OVERVIEW OF THE INDIAN BANKING SECTOR
Chan Yuen On Alice | 2010070314
1 2 3 Introduction History Mundell’s Holy Trinity 3.1 3.2 3.3 4 5 Floating Exchange Rate Free Capital Flow Limited Independence of Monetary Policy 3 3 4 4 4 4 4 5 5 5 6
Distinctive Characteristics Financial Structure 5.1 Central bank — Reserve Bank of India (RBI) 5.1.1 Background 5.1.2 Function and Roles 5.2 Commercial Banks 5.2.1 5.2.2 5.2.3 5.3 Public Sector Banks Private Banks Foreign Banks
6 6 6 7 7 7 7 7 8 8 8 9 9 9 9 9 10 10 10 10 10 10 11 12 2
Co-operative Banks 5.3.1 Short-term Credit Co-operatives 220.127.116.11 Primary Agricultural Credit Societies (PACS) 18.104.22.168 Central Co-operative Banks (CCBs) 22.214.171.124 State Co-operative Banks (SCBs) 5.3.2 Long-term Credit Co-operatives
5.4 5.5 5.6
Regional Rural Banks (RRBs) Development Banks Financial institutions 5.6.1 All-India Financial Institutions (AIFIs) 126.96.36.199 Development Finance Institutions (DFI) 188.8.131.52 Specialized Banks 5.6.2 State Financial Corporations (SFCs) 5.6.3 State Industrial Development Corporations (SIDCs)
Regulatory Bodies 6.1 6.2 6.3 Reserve Bank of India (RBI) Indian Banks’ Association (IBA) Ministry of Finance (MoF)
7 8 9
Conclusion References Appendix
According to the International Monetary Fund, as of 2011, the Indian economy is the ninth-largest economy by market exchange rates. Behind the mysteriously rapid growth of this newly industrialized country, few know that its banking system, tracing back to the last decades of the 18 century, started off to be unprosperous, though later enhanced. This paper provides an overview of the banking sector in India, including its various categories of financial institutions and their respective functions. th

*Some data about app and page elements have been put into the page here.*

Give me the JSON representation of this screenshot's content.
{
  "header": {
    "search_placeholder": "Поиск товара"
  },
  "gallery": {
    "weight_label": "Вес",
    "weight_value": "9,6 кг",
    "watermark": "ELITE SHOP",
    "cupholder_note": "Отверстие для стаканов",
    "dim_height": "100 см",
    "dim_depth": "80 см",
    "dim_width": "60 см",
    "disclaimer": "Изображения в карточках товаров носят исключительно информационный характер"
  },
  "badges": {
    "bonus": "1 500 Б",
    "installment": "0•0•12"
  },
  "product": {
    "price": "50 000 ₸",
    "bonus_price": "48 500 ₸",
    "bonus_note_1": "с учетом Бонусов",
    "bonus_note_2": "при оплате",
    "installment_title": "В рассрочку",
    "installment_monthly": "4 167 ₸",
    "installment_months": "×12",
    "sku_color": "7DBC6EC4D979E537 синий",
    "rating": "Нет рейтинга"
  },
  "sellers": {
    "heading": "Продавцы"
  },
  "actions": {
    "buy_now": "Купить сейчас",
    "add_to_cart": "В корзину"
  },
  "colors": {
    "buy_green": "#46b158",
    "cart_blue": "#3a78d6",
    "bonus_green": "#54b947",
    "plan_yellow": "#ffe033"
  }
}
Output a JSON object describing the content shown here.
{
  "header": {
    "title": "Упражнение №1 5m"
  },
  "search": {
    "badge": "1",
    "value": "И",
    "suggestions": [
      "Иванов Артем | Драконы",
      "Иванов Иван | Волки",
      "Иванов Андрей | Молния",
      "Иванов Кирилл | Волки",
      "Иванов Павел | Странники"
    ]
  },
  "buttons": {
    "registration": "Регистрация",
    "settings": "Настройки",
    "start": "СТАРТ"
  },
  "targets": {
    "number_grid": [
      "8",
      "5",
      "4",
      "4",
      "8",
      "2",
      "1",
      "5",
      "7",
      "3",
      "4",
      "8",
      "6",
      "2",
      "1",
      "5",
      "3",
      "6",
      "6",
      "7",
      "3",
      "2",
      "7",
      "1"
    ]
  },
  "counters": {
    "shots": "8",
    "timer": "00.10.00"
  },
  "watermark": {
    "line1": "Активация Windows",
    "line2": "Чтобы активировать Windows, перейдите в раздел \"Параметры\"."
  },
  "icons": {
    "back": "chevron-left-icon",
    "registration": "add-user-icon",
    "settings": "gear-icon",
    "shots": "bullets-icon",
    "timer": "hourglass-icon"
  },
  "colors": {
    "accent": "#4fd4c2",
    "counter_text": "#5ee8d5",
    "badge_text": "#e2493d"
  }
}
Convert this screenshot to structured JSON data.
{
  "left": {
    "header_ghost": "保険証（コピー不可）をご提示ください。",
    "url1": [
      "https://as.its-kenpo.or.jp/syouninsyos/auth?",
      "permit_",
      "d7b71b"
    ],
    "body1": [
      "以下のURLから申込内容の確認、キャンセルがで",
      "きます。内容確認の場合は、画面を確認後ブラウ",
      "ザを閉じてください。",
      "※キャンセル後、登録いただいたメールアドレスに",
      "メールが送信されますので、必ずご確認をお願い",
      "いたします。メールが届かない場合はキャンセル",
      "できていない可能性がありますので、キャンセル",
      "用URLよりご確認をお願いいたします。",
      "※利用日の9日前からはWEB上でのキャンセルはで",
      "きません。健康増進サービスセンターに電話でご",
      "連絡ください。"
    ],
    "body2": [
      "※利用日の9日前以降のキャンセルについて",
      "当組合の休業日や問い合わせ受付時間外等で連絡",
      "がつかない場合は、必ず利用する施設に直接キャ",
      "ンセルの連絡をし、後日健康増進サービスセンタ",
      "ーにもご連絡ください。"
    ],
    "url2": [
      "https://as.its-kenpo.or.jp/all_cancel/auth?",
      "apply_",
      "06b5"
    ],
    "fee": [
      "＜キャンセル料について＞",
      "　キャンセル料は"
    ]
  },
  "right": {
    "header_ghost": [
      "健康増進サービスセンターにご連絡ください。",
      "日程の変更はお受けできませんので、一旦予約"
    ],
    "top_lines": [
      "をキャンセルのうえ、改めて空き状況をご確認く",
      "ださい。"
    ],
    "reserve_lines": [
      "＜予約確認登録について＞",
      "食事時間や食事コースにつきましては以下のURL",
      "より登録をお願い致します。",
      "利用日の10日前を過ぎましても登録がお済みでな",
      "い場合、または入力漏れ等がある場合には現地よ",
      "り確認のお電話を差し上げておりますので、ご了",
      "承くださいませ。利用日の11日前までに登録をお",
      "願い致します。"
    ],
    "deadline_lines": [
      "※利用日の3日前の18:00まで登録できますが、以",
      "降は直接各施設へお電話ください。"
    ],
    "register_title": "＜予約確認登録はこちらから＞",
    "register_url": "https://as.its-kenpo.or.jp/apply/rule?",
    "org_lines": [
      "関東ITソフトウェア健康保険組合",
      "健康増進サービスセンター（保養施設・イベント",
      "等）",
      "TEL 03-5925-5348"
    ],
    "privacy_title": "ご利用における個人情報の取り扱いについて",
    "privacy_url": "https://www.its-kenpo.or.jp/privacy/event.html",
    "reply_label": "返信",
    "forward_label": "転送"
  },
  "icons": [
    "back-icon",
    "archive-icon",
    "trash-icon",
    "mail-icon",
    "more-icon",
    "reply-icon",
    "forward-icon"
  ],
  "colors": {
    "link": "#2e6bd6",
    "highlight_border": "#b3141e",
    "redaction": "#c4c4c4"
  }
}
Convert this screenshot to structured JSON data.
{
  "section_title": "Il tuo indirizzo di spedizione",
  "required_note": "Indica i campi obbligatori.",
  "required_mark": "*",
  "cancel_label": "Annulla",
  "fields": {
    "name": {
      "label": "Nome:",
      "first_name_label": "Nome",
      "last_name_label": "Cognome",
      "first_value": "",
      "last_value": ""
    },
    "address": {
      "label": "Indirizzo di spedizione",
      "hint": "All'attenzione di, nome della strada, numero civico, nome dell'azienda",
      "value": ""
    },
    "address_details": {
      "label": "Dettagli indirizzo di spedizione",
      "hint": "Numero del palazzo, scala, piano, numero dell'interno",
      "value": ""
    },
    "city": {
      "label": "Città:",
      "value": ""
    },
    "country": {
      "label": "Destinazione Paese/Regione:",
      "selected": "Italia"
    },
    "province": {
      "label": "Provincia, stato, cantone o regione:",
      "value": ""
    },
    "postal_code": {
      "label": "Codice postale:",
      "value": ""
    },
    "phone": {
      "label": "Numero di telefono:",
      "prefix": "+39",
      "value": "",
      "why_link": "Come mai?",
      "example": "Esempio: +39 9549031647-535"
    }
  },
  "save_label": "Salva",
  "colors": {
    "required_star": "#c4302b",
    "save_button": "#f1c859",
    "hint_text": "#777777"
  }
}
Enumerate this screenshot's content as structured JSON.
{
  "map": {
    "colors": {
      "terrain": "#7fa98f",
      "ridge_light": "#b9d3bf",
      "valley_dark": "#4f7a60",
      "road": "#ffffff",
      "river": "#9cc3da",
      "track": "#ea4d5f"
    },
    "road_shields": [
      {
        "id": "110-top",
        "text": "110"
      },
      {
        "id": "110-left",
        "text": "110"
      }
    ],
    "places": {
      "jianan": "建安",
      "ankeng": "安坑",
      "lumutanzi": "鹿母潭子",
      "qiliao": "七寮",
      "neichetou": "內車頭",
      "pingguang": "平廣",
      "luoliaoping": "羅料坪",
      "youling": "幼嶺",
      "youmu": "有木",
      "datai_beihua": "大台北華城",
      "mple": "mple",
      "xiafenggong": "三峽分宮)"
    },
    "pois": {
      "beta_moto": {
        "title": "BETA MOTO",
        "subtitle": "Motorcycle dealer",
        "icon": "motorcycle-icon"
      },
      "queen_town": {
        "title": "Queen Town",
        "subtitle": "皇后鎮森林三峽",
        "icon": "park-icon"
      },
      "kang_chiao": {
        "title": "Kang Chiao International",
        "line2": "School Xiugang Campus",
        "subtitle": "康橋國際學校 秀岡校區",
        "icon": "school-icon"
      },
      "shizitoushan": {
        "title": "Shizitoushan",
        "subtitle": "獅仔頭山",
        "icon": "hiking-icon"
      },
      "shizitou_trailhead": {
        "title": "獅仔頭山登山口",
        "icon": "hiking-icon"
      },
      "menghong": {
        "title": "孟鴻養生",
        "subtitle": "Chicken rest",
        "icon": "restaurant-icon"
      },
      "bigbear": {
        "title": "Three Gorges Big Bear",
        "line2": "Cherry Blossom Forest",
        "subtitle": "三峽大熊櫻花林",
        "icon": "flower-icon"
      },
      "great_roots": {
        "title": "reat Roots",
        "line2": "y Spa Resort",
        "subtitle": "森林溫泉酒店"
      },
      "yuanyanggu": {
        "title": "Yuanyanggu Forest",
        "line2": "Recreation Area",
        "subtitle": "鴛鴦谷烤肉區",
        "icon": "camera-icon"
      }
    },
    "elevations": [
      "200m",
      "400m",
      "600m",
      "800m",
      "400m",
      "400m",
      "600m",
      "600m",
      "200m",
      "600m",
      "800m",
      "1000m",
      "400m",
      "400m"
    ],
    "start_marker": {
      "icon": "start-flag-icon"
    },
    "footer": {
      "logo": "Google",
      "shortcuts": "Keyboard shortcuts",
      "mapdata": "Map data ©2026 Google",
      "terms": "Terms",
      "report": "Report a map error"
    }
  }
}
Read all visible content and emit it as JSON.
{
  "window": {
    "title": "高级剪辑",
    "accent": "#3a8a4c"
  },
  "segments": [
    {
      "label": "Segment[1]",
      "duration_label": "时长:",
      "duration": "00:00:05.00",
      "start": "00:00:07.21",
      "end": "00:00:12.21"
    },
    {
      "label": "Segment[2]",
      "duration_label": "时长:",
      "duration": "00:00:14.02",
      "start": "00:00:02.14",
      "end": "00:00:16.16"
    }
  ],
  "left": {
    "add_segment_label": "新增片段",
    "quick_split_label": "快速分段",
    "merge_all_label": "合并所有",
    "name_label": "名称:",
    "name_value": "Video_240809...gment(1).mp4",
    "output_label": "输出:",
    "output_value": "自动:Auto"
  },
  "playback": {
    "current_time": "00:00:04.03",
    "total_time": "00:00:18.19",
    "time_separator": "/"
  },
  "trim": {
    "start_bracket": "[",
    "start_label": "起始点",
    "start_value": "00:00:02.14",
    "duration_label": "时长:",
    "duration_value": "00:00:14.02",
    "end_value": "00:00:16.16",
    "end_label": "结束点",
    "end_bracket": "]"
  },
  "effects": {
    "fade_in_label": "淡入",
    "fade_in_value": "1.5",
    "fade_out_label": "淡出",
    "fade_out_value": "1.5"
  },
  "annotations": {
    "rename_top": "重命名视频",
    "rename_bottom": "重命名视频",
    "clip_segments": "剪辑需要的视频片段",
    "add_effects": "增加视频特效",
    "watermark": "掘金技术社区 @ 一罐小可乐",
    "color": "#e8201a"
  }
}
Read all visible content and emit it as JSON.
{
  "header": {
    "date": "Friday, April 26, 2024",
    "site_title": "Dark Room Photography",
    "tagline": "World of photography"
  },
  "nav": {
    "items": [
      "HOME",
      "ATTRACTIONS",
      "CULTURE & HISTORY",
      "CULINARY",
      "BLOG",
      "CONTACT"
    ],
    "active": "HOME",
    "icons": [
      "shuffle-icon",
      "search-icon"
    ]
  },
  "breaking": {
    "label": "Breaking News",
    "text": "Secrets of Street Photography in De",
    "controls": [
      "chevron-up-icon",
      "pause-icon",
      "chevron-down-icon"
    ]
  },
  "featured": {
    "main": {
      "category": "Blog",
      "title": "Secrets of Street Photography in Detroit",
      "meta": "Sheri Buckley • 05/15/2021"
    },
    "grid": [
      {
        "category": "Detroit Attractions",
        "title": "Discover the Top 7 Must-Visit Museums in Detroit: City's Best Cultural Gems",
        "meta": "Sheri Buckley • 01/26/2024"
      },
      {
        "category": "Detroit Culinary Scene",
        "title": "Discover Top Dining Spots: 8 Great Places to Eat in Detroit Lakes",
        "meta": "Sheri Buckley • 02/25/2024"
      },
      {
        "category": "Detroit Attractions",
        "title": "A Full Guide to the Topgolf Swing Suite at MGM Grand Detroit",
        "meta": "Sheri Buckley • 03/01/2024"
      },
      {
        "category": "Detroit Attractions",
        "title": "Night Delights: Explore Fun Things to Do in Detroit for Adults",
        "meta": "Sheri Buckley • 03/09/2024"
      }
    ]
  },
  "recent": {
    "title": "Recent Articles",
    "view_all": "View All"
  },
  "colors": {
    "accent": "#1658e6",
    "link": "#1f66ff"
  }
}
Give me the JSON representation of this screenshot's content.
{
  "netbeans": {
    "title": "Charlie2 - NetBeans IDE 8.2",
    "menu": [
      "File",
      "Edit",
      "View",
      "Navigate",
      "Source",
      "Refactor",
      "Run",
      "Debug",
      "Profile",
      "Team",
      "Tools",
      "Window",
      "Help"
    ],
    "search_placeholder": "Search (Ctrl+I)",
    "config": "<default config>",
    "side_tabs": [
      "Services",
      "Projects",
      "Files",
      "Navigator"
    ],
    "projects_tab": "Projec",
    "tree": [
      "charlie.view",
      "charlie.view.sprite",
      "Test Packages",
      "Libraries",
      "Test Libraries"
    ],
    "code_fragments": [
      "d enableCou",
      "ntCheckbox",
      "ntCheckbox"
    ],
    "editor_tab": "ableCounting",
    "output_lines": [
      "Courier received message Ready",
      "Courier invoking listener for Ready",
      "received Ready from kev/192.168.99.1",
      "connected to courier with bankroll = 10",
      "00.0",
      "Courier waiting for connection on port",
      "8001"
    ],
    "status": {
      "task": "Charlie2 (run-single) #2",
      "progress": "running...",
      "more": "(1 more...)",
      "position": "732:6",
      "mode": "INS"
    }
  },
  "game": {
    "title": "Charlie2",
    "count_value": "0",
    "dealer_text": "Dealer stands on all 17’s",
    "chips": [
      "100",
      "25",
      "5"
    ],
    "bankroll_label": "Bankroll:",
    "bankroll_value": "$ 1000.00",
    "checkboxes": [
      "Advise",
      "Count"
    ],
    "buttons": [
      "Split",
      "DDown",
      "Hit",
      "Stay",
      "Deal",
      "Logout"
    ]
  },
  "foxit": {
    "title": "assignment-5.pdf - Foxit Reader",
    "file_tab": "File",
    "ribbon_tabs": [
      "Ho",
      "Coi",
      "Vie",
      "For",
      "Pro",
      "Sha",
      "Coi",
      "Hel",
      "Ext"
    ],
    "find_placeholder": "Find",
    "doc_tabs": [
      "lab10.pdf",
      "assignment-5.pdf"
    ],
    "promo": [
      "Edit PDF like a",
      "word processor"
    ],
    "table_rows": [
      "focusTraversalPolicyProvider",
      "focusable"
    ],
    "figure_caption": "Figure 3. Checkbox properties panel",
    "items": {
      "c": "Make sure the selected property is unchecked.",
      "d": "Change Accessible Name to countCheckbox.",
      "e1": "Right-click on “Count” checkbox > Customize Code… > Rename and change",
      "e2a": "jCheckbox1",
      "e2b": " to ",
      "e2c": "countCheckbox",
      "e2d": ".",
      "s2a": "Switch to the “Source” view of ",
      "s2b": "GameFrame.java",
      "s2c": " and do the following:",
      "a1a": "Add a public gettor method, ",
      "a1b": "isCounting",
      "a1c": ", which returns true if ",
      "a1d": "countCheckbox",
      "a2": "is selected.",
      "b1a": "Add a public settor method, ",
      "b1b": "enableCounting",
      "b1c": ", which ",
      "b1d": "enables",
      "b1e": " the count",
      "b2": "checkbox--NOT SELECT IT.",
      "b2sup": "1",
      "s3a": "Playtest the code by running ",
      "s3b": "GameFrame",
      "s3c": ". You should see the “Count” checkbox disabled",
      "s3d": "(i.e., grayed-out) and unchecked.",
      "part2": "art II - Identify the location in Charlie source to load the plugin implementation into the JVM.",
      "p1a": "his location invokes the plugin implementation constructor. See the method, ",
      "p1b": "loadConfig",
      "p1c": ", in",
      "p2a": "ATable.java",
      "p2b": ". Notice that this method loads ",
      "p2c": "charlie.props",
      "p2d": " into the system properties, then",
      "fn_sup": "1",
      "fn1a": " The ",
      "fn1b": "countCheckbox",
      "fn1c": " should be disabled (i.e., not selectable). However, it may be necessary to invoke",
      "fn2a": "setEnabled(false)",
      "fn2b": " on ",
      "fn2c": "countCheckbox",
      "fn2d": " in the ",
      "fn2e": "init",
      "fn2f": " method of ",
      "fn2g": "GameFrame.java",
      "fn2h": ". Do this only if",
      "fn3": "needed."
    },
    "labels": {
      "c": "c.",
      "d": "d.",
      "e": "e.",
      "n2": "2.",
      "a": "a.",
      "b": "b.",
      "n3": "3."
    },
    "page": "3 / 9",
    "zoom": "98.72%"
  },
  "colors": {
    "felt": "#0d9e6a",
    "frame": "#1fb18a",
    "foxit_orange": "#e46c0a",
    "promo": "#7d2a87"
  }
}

The earliest banks in the banking history were The General Bank of India, started in 1786, and the Bank of Hindustan, started in 1790 (IBO), both of which no longer exist today. The oldest bank in existence in India is the State Bank of India. Together with The Bank of Bombay and the Bank of Madaras, they were the three Presidency banks established under charters from the British East India Company. For many years, these Presidency banks acted as India’s quasi-central banks.
In 1848-49, there was an economic crisis in India, leading to the failure of many banks. Coupled with the outbreak of the American civil war, bank failures prevailed; depositors lost money in keeping deposits in the bank; it was a dark era of the Indian banking history. As Lord Curzon, the then Viceroy of India puts it, “In respect of banking it seems we are behind the times. We are like some old fashioned sailing ship, divided by solid wooden bulkheads into separate and cumbersome compartments.”
Around the turn of the 20th Century, the Indian economy brightened up and entered into a relative period of stability. As a result of the Swadeshi movement, many more banks were established. A number of banks which have survived to the present include the Bank of India, Corporation Bank, Indian Bank, Bank of Baroda, Canara Bank and Central Bank of India. Many private Indian banks were later established in the Dakshina Kannada and Udupi district, making the district known as the “Cradle of Indian Banking”.
In 1935, the Reserve Bank of India formally took over the responsibilities from the then Imperial Bank of India (the three Presidency banks). After India’s independence in 1947, the Reserve Bank was nationalized and given more extensive powers, making it the central bank of India.
3 Mundell’s Holy Trinity
3.1 Floating Exchange Rate
The Indian Rupee (INR or ) is the official currency of India. From 1950 to mid-December 1973, India followed an exchange rate regime with the Rupee linked to the Pound Sterling. In 1975, the Rupee's broke its ties with the Pound Sterling and established a floating exchange regime, with the Rupee's effective rate being linked to a basket of...